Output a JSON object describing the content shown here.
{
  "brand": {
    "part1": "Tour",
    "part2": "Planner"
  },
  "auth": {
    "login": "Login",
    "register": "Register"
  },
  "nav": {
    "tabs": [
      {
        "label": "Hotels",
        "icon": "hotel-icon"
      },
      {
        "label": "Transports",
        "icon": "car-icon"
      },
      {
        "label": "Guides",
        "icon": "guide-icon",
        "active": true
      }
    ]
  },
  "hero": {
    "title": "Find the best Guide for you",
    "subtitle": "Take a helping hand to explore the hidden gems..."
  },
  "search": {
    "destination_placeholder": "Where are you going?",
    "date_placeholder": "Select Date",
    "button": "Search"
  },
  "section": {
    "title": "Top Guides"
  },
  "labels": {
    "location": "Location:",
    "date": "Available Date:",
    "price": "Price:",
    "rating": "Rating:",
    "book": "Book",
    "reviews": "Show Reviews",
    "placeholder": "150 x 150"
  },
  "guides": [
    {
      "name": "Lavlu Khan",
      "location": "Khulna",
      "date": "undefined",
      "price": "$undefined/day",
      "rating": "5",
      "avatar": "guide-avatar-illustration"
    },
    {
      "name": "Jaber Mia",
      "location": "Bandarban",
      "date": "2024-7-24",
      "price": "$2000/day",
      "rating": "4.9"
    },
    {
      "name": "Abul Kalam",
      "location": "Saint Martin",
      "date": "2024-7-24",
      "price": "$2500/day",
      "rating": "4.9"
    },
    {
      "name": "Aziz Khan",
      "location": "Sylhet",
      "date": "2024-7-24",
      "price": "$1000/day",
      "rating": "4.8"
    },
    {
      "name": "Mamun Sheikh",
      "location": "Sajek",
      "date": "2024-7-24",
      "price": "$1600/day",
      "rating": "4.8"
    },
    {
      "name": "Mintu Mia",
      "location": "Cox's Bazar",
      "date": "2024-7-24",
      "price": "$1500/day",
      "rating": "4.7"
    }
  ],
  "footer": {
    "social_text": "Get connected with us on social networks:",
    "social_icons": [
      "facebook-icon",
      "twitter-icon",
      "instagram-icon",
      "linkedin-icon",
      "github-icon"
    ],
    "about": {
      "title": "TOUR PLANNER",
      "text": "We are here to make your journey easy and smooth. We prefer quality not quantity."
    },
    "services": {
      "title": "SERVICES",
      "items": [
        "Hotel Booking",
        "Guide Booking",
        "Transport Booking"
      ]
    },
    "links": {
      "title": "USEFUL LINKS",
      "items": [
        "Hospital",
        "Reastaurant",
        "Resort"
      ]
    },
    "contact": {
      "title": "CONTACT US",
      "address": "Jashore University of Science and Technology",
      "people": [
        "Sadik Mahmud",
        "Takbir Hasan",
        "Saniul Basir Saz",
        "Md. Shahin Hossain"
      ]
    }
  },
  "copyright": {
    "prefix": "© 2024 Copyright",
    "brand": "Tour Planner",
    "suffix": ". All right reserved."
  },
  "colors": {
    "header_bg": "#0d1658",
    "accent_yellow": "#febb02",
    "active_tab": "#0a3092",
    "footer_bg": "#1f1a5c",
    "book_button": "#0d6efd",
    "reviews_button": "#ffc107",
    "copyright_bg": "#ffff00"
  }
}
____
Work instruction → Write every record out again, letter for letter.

Task output →
Output a JSON object describing the content shown here.
{
  "brand": {
    "part1": "Tour",
    "part2": "Planner"
  },
  "auth": {
    "login": "Login",
    "register": "Register"
  },
  "nav": {
    "tabs": [
      {
        "label": "Hotels",
        "icon": "hotel-icon"
      },
      {
        "label": "Transports",
        "icon": "car-icon"
      },
      {
        "label": "Guides",
        "icon": "guide-icon",
        "active": true
      }
    ]
  },
  "hero": {
    "title": "Find the best Guide for you",
    "subtitle": "Take a helping hand to explore the hidden gems..."
  },
  "search": {
    "destination_placeholder": "Where are you going?",
    "date_placeholder": "Select Date",
    "button": "Search"
  },
  "section": {
    "title": "Top Guides"
  },
  "labels": {
    "location": "Location:",
    "date": "Available Date:",
    "price": "Price:",
    "rating": "Rating:",
    "book": "Book",
    "reviews": "Show Reviews",
    "placeholder": "150 x 150"
  },
  "guides": [
    {
      "name": "Lavlu Khan",
      "location": "Khulna",
      "date": "undefined",
      "price": "$undefined/day",
      "rating": "5",
      "avatar": "guide-avatar-illustration"
    },
    {
      "name": "Jaber Mia",
      "location": "Bandarban",
      "date": "2024-7-24",
      "price": "$2000/day",
      "rating": "4.9"
    },
    {
      "name": "Abul Kalam",
      "location": "Saint Martin",
      "date": "2024-7-24",
      "price": "$2500/day",
      "rating": "4.9"
    },
    {
      "name": "Aziz Khan",
      "location": "Sylhet",
      "date": "2024-7-24",
      "price": "$1000/day",
      "rating": "4.8"
    },
    {
      "name": "Mamun Sheikh",
      "location": "Sajek",
      "date": "2024-7-24",
      "price": "$1600/day",
      "rating": "4.8"
    },
    {
      "name": "Mintu Mia",
      "location": "Cox's Bazar",
      "date": "2024-7-24",
      "price": "$1500/day",
      "rating": "4.7"
    }
  ],
  "footer": {
    "social_text": "Get connected with us on social networks:",
    "social_icons": [
      "facebook-icon",
      "twitter-icon",
      "instagram-icon",
      "linkedin-icon",
      "github-icon"
    ],
    "about": {
      "title": "TOUR PLANNER",
      "text": "We are here to make your journey easy and smooth. We prefer quality not quantity."
    },
    "services": {
      "title": "SERVICES",
      "items": [
        "Hotel Booking",
        "Guide Booking",
        "Transport Booking"
      ]
    },
    "links": {
      "title": "USEFUL LINKS",
      "items": [
        "Hospital",
        "Reastaurant",
        "Resort"
      ]
    },
    "contact": {
      "title": "CONTACT US",
      "address": "Jashore University of Science and Technology",
      "people": [
        "Sadik Mahmud",
        "Takbir Hasan",
        "Saniul Basir Saz",
        "Md. Shahin Hossain"
      ]
    }
  },
  "copyright": {
    "prefix": "© 2024 Copyright",
    "brand": "Tour Planner",
    "suffix": ". All right reserved."
  },
  "colors": {
    "header_bg": "#0d1658",
    "accent_yellow": "#febb02",
    "active_tab": "#0a3092",
    "footer_bg": "#1f1a5c",
    "book_button": "#0d6efd",
    "reviews_button": "#ffc107",
    "copyright_bg": "#ffff00"
  }
}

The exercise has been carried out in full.